John and his wife Amy wanted to drive the truck to Ground Zero and around the NY/DC/PA area to show the big-city folks that small-town America still cares and will always remember. We don’t know if that ever happened, but recently, Road Scholar America picked up the Rolling Memorial as a way to bring awareness to 9/11 charities. The tractor was replaced and given a facelift, and the trailer continues to carry freight around the USA. We wish John and Amy well in their travels, and salute them for spending over $40,000 of their own hard-earned money to honor those who died that day.
See more at Road Scholar Charities (there is music on the site, so you might want to turn your speakers down).
A big thank you to those who have fought and died for this great nation. We will never forget the sacrifices you’ve made.
Since the beginning of this blog, we’ve always been advocates of the Korean automakers. Regular readers may have noticed though, that our reviews seldom include Korean products. We hope to remedy that, starting with this stunning 2012 Hyundai Sonata SE 2.0T. This particular example was actually purchased by a good friend who had previously owned and loved a string of Honda products. When their quality started going downhill, he started looking to other manufacturers. Did he make a good choice?
After dropping a good amount of money on maintenance and fixing up little problems, my bank account and I both were ready for a break. It was time to stop nurturing Dixie (my truck), and start enjoying the ride. Despite skyrocketing diesel prices, I threw my normally frugal nature to the wind and stretched the PowerStroke’s legs on a few road trips. The first was a mundane drive up to San Francisco for Chinese New Year. The trip revealed a lot of things on the truck that really could use improving, most of them coming from behind the cab. For one, I found that the fifth wheel hitch was really hogging way too much space.

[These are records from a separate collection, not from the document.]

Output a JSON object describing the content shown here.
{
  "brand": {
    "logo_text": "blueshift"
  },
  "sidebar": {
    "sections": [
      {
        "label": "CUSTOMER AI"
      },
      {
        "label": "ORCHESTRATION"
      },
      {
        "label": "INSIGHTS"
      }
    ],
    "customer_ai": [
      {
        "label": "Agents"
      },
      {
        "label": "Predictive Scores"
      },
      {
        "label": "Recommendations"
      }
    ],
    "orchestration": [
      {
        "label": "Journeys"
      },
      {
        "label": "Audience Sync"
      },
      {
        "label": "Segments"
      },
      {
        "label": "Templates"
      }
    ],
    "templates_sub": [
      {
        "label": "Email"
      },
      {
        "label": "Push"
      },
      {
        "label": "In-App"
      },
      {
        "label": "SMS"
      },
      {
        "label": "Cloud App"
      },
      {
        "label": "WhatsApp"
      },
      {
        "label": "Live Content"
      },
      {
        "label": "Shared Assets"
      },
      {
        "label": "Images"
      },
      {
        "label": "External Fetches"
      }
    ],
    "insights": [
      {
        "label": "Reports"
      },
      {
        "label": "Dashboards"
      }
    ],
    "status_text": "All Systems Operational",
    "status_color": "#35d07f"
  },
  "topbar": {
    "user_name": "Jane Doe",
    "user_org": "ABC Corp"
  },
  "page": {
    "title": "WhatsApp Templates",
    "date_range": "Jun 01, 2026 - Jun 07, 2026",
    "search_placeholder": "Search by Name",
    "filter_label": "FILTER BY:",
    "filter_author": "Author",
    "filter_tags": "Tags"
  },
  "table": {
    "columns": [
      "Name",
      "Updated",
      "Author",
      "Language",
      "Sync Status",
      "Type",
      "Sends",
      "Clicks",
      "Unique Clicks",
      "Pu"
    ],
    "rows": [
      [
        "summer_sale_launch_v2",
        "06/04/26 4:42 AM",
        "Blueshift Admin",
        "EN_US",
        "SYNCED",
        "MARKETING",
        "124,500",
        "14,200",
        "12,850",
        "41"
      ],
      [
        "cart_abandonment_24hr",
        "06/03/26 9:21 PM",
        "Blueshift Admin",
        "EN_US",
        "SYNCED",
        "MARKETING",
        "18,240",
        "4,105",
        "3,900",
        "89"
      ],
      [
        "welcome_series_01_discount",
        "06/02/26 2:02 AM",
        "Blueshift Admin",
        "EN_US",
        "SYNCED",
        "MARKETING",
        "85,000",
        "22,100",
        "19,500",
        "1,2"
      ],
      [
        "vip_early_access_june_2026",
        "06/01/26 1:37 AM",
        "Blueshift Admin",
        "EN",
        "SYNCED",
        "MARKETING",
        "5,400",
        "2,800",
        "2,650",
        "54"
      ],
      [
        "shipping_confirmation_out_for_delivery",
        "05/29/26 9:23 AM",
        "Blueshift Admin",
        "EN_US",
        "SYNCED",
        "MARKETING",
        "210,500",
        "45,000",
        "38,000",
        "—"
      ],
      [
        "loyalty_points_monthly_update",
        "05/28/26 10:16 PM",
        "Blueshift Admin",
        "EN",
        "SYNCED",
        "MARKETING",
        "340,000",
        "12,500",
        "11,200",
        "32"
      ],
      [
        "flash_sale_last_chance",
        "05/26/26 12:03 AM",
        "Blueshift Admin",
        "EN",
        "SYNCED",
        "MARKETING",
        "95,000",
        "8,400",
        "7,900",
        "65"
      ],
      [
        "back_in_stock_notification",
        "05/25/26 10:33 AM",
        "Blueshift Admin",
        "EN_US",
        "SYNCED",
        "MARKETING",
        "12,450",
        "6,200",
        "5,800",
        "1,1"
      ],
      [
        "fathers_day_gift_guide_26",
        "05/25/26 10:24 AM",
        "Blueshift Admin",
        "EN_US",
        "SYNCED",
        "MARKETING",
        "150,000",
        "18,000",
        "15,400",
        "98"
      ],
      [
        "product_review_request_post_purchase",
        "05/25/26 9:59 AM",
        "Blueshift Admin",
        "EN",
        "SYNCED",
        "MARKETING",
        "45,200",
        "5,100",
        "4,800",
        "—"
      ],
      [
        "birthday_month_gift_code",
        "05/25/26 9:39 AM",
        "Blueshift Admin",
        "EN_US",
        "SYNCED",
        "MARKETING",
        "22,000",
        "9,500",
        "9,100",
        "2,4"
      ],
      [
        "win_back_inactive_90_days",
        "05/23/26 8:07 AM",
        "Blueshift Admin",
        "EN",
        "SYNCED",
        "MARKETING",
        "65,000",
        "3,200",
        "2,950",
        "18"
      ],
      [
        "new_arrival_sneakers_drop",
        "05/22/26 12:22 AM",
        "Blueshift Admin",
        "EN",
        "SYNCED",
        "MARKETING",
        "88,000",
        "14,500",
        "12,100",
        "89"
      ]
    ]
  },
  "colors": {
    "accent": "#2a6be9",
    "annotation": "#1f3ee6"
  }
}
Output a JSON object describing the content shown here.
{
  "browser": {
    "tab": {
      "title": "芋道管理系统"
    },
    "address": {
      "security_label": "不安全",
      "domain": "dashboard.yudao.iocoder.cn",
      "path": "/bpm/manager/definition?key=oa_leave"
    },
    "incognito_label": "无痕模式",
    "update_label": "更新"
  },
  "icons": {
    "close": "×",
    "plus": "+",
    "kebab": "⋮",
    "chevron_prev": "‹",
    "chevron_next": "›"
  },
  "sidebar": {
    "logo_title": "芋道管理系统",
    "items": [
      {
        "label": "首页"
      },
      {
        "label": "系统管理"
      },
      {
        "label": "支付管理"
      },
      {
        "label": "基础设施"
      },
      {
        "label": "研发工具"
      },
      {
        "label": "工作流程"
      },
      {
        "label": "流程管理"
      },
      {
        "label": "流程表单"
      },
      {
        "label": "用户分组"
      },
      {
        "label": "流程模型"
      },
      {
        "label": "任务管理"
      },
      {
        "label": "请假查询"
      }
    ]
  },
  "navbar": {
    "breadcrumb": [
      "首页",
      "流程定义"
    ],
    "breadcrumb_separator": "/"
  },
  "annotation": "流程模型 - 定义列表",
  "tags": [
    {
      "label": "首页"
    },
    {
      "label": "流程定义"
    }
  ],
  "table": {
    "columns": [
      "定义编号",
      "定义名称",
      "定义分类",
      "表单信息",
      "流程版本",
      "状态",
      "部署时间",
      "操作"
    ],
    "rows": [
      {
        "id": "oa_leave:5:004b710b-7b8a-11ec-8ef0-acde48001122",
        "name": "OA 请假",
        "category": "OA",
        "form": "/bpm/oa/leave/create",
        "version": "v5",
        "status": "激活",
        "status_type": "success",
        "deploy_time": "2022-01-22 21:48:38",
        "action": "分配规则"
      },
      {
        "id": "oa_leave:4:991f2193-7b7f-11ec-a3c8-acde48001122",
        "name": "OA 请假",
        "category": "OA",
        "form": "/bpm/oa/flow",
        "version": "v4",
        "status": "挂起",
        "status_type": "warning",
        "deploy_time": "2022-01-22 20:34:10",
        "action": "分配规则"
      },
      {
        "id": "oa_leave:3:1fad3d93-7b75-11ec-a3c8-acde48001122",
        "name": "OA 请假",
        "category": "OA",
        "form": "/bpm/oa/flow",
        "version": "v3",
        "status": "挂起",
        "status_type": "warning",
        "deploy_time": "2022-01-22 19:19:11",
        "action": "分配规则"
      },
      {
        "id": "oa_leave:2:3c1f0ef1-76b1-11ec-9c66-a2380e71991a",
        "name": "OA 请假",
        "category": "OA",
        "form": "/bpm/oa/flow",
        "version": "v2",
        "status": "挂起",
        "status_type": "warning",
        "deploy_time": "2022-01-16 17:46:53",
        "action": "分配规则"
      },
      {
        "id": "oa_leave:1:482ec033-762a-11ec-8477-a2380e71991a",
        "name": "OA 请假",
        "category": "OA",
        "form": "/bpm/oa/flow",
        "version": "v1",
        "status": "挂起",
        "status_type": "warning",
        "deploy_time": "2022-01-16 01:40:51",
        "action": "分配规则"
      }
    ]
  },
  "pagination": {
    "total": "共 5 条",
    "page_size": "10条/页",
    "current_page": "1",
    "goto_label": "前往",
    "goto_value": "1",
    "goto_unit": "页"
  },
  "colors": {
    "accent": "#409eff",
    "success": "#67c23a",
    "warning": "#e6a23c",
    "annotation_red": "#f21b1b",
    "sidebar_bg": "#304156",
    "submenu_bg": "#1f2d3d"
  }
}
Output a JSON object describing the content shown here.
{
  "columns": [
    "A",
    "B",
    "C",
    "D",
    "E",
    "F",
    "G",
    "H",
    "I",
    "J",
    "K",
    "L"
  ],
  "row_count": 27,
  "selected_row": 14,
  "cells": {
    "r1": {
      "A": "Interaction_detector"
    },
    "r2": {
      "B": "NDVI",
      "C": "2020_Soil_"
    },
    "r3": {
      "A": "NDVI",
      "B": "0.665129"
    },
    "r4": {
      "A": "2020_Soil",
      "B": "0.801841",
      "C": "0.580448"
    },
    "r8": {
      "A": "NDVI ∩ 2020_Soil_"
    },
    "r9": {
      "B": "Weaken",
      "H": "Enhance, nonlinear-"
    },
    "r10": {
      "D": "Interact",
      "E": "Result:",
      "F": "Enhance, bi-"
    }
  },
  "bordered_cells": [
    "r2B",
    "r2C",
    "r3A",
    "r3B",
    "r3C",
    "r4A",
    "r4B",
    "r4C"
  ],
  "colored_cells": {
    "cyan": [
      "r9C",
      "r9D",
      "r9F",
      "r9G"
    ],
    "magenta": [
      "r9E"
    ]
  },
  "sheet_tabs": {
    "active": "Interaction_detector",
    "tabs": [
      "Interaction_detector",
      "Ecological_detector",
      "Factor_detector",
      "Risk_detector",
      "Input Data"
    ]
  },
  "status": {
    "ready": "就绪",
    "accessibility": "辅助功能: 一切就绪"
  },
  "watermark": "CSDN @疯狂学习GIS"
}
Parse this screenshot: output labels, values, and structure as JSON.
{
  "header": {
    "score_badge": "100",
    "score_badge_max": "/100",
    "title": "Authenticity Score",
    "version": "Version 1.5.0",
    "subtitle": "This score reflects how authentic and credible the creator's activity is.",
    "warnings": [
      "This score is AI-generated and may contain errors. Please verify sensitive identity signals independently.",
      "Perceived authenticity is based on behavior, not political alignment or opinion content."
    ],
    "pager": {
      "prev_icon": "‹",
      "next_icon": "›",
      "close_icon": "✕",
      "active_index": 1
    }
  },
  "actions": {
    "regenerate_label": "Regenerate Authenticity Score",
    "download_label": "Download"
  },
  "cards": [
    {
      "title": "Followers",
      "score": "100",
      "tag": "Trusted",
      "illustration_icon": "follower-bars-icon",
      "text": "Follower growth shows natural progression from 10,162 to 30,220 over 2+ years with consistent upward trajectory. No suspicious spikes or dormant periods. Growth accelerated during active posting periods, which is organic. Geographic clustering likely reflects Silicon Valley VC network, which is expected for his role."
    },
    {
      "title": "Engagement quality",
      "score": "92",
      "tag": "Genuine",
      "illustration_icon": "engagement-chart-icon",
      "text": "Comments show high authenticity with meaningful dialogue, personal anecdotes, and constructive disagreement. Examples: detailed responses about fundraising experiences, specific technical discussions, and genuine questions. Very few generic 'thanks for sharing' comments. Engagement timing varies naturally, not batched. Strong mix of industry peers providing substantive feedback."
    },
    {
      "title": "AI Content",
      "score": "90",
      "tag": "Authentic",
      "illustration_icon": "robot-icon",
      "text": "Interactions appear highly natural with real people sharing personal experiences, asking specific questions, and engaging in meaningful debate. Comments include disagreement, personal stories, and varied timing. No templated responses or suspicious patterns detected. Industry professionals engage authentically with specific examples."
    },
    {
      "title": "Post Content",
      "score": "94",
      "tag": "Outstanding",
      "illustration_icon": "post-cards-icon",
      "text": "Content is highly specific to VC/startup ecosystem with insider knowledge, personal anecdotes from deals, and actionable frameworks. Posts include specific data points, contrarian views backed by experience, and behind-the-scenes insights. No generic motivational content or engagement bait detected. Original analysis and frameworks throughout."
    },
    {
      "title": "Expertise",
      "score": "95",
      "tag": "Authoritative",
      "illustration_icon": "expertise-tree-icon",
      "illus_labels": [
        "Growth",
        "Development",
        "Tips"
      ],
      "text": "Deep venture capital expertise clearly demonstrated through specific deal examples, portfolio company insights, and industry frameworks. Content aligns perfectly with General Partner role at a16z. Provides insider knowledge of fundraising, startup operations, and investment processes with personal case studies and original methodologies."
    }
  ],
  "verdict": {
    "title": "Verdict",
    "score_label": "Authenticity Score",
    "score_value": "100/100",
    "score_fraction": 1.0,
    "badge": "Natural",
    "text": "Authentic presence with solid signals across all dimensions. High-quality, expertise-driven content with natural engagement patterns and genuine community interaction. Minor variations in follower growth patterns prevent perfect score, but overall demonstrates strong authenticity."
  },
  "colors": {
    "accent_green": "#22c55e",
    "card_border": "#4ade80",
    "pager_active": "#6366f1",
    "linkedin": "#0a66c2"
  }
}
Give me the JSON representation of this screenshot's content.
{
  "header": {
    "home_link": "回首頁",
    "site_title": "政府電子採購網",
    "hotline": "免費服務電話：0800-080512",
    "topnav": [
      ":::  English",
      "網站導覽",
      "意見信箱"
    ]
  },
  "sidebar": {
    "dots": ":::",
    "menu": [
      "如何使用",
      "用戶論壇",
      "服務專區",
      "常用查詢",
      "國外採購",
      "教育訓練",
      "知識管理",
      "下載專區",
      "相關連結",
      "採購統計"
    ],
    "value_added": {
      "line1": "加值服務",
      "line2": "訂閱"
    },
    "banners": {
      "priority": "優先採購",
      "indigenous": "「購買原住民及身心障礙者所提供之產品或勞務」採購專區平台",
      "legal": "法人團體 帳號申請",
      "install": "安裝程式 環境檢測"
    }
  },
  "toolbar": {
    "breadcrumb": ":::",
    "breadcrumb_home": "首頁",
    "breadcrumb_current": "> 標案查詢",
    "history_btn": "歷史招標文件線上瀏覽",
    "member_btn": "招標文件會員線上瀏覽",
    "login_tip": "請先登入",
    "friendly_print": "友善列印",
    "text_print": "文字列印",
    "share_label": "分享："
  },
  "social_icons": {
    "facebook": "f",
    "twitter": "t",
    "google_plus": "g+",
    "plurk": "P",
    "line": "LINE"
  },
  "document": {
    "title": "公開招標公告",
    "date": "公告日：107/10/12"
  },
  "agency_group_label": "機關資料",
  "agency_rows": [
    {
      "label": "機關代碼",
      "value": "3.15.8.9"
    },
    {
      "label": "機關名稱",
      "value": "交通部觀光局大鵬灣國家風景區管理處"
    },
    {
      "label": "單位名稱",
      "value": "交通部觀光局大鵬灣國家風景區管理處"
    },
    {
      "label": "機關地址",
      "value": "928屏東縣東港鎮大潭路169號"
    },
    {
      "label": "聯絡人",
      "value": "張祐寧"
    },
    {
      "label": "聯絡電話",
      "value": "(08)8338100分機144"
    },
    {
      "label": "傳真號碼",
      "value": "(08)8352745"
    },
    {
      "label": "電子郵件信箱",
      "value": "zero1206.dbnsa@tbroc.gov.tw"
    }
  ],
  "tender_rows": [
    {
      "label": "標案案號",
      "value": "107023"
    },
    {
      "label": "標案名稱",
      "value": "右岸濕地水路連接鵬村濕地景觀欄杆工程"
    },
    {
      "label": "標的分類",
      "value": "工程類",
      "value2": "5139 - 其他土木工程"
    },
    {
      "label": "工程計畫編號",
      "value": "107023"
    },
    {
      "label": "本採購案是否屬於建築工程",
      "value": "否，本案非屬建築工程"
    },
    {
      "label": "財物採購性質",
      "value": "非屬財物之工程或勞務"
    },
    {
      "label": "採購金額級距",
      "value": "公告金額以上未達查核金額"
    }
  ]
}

I had a 6′ 9″ bed that couldn’t haul much more than my Accord could. Adding insult to injury was the fact that the bed light was rendered useless by the tonneau cover, not that it helped much in the first place.
My dad and I are suckers for family vehicles. We love the practicality of vans and large sedans alike. For years now, I’ve begged him to buy a Civic or a Prius. Even now as an empty nester, he refuses to budge, citing the fact that these vehicles are simply too small and uncomfortable. So we both eagerly awaited the new 2012 Camry, only to be bitterly disappointed by the odd looking taillights and lackluster overall design. Similar sadness ensued when Honda released official pictures of the 2013 Accord. That’s when we decided to journey the 5 minutes over to our local Nissan dealer, hoping the Altima would do something for us. Julio Ng at Serramonte Nissan was glad to show us the demo model they had – a decently loaded 2.5SL, albeit without navigation built-in.
The complexity of modern cars is becoming a conundrum for manufacturers. Often, the factory support team sees recurring problems that are hard to diagnose but easy to fix. Dealer technicians hate this because they only get paid a fixed rate for performing a repair. Both the dealership and the technician are paid nothing by headquarters for diagnosing warranty repairs. How, then, does a corporation like Ford ensure that their warranties are being honored by their dealers, when nobody is paid to diagnose a problem?